think the work of his life was over if
you look at it I mean biographically you
23:50else he wanted to go to the UN Nixonwanted him to work for Haldeman he sendsbut Bush brilliantly intuitively againappealed to Nixon’s class anxieties andsaid well mr. president I’ll do what youwant but nobody up in New York is makinga case for you and I could go up there Iknow that world I can do it so here’sthe son of a failed grocer from YorbaLinda being told by the son of a Polishsenator from Connecticut that he can goup and represent Richard Nixon in thiszip codethat appealed to Nixon Bush understoodhow to reach Nixon so Nixon thoughtabout it while Bush was off getting hisoffice calls him back in and says noyou’re going to the UN the next job wasbeing Republican National Chairmanduring Watergate what second prize buthe and that’s the origin if you want todraw a line to the wimp factor becauseNixon decided Bush wasn’t really toughenough because Bush wasn’t willing to goout and cut every Nixon enemy throat andso and he talks about he says he thinksI’m not oh he thinks I’m not a killeryou clearly admire President Bush youknow really admires you was there anymoment as you’re working on this andyou’re writing this where you cringethat’s it boy I wish I didn’t know thatyeah I wish he had I think he committeda sin of pride in picking Dan Quayle itwas his first executive decision to bemade totally on his own since he went onthe ticket with Reagan he never sat downwith Jim Baker and Atwater and ales andmossbacher and Nick Brady and said hereare the choices what do you think hewanted to surprise them because hedidn’t want to be handled and I justthink yeah vice president Quayle wasvery kind to me in this project he’s alovely man more prepared than peoplegave him credit for at the time althoughwas better allowed it will to call thata bad roll out like calling the secondworld war and unpleasantnessJesus God listened to youyou really have gone GMA is a big
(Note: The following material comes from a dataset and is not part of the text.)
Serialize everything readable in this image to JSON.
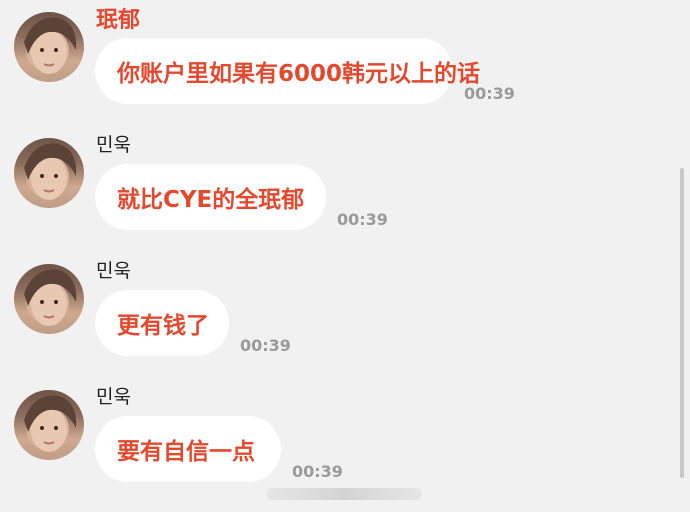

Thomas Jefferson hated confrontation, and yet his understanding of power and of human nature enabled him to move men and to marshal ideas, to learn from his mistakes, and to prevail. Passionate about many things—women, his family, books, science, architecture, gardens, friends, Monticello, Paris—Jefferson loved America most, and he strove again and again, despite fierce opposition, to realize his vision: the creation, survival, and success of popular government in America. Jon Meacham lets us see Jefferson’s world as Jefferson himself saw it, and to appreciate how Jefferson found the means to endure and win in the face of partisan division, economic uncertainty, and external threat. Drawing on archives in the United States, England, and France, as well as unpublished Jefferson presidential papers, Meacham presents Jefferson as the most successful political leader of the early republic, and perhaps in all of American history.
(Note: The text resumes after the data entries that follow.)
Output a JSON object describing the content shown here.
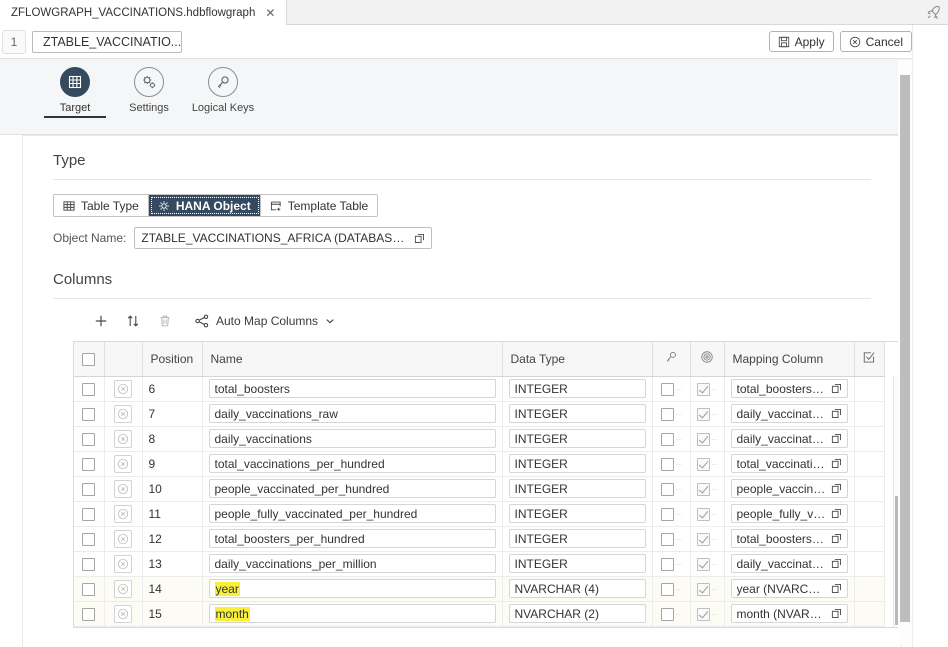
{
  "window": {
    "file_tab": "ZFLOWGRAPH_VACCINATIONS.hdbflowgraph",
    "close_icon": "close-icon",
    "rocket_icon": "rocket-icon"
  },
  "actionbar": {
    "index": "1",
    "node_name": "ZTABLE_VACCINATIO...",
    "apply_label": "Apply",
    "apply_icon": "save-icon",
    "cancel_label": "Cancel",
    "cancel_icon": "circle-x-icon",
    "count": "0"
  },
  "icon_tabs": [
    {
      "label": "Target",
      "icon": "grid-table-icon",
      "active": true
    },
    {
      "label": "Settings",
      "icon": "gears-icon",
      "active": false
    },
    {
      "label": "Logical Keys",
      "icon": "key-icon",
      "active": false
    }
  ],
  "type_section": {
    "title": "Type",
    "segments": [
      {
        "label": "Table Type",
        "icon": "table-grid-icon",
        "selected": false
      },
      {
        "label": "HANA Object",
        "icon": "hana-object-icon",
        "selected": true
      },
      {
        "label": "Template Table",
        "icon": "template-table-icon",
        "selected": false
      }
    ],
    "object_name_label": "Object Name:",
    "object_name_value": "ZTABLE_VACCINATIONS_AFRICA (DATABASE_TAB...",
    "value_help_icon": "value-help-icon"
  },
  "columns_section": {
    "title": "Columns",
    "toolbar": {
      "add_icon": "plus-icon",
      "sort_icon": "sort-icon",
      "delete_icon": "trash-icon",
      "automap_icon": "branch-icon",
      "automap_label": "Auto Map Columns",
      "automap_chevron": "chevron-down-icon"
    },
    "headers": {
      "select_all": "select-all-checkbox",
      "actions": "",
      "position": "Position",
      "name": "Name",
      "data_type": "Data Type",
      "key": "key-icon",
      "target": "target-icon",
      "mapping_column": "Mapping Column",
      "select_mapped": "checkbox-check-icon"
    },
    "rows": [
      {
        "position": "6",
        "name": "total_boosters",
        "data_type": "INTEGER",
        "key": false,
        "target": true,
        "mapping": "total_boosters (I...",
        "highlight": false
      },
      {
        "position": "7",
        "name": "daily_vaccinations_raw",
        "data_type": "INTEGER",
        "key": false,
        "target": true,
        "mapping": "daily_vaccinatio...",
        "highlight": false
      },
      {
        "position": "8",
        "name": "daily_vaccinations",
        "data_type": "INTEGER",
        "key": false,
        "target": true,
        "mapping": "daily_vaccinatio...",
        "highlight": false
      },
      {
        "position": "9",
        "name": "total_vaccinations_per_hundred",
        "data_type": "INTEGER",
        "key": false,
        "target": true,
        "mapping": "total_vaccinatio...",
        "highlight": false
      },
      {
        "position": "10",
        "name": "people_vaccinated_per_hundred",
        "data_type": "INTEGER",
        "key": false,
        "target": true,
        "mapping": "people_vaccinat...",
        "highlight": false
      },
      {
        "position": "11",
        "name": "people_fully_vaccinated_per_hundred",
        "data_type": "INTEGER",
        "key": false,
        "target": true,
        "mapping": "people_fully_va...",
        "highlight": false
      },
      {
        "position": "12",
        "name": "total_boosters_per_hundred",
        "data_type": "INTEGER",
        "key": false,
        "target": true,
        "mapping": "total_boosters_...",
        "highlight": false
      },
      {
        "position": "13",
        "name": "daily_vaccinations_per_million",
        "data_type": "INTEGER",
        "key": false,
        "target": true,
        "mapping": "daily_vaccinatio...",
        "highlight": false
      },
      {
        "position": "14",
        "name": "year",
        "data_type": "NVARCHAR (4)",
        "key": false,
        "target": true,
        "mapping": "year (NVARCH...",
        "highlight": true
      },
      {
        "position": "15",
        "name": "month",
        "data_type": "NVARCHAR (2)",
        "key": false,
        "target": true,
        "mapping": "month (NVARC...",
        "highlight": true
      }
    ]
  },
  "colors": {
    "accent": "#354a5f",
    "highlight": "#f8ef3a",
    "header_bg": "#f7f7f7",
    "border": "#dcdcdc"
  }
}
Is there some place where digital democracy can
contribute to the good as opposed to what I think it
tends to do now, which is reinforce preexisting biases.
I’m speaking in vastly oversimplified terms.
But one of the things that the digital revolution has made
You can make yourself heard anyway, whether it’s in
comment sections, or Twitter, or Facebook, whatever it is.
Every man is a pundit now.
And that’s great.
But with power comes responsibility.
And so as FDR once said, simply screaming from the
rooftops doesn’t help us a whole lot.
So is there a way to harness this amazing tool to create,
what one would argue, could be a more
constructive political dialogue?
I would hope so.
And I think we’re not even halfway through this, right?
These are the first moments of this.
And so I think you all–
I don’t mean to preach at you– but you all have a hell
of a responsibility here.
I mean, this is Google.
Some guy last night in Seattle asked me where he could find a
particular letter of Jefferson’s, and I thought he
meant the idea.
No, he meant the letter, the actual one he’d written.
And so I said, well, I don’t have the date off
the top of my head.
He said, well, do I have to Google it?
I said, well, if you have to ask, then yes you do.
That’s a key thing.
So you’re a verb.
So you’re one of the key cultural landmarks of the age.
So I think that there’s an enormous responsibility there
to try to figure out how do you use this immense sea?
How do you channel it into productive ways?
So I should be asking you all this, is my point.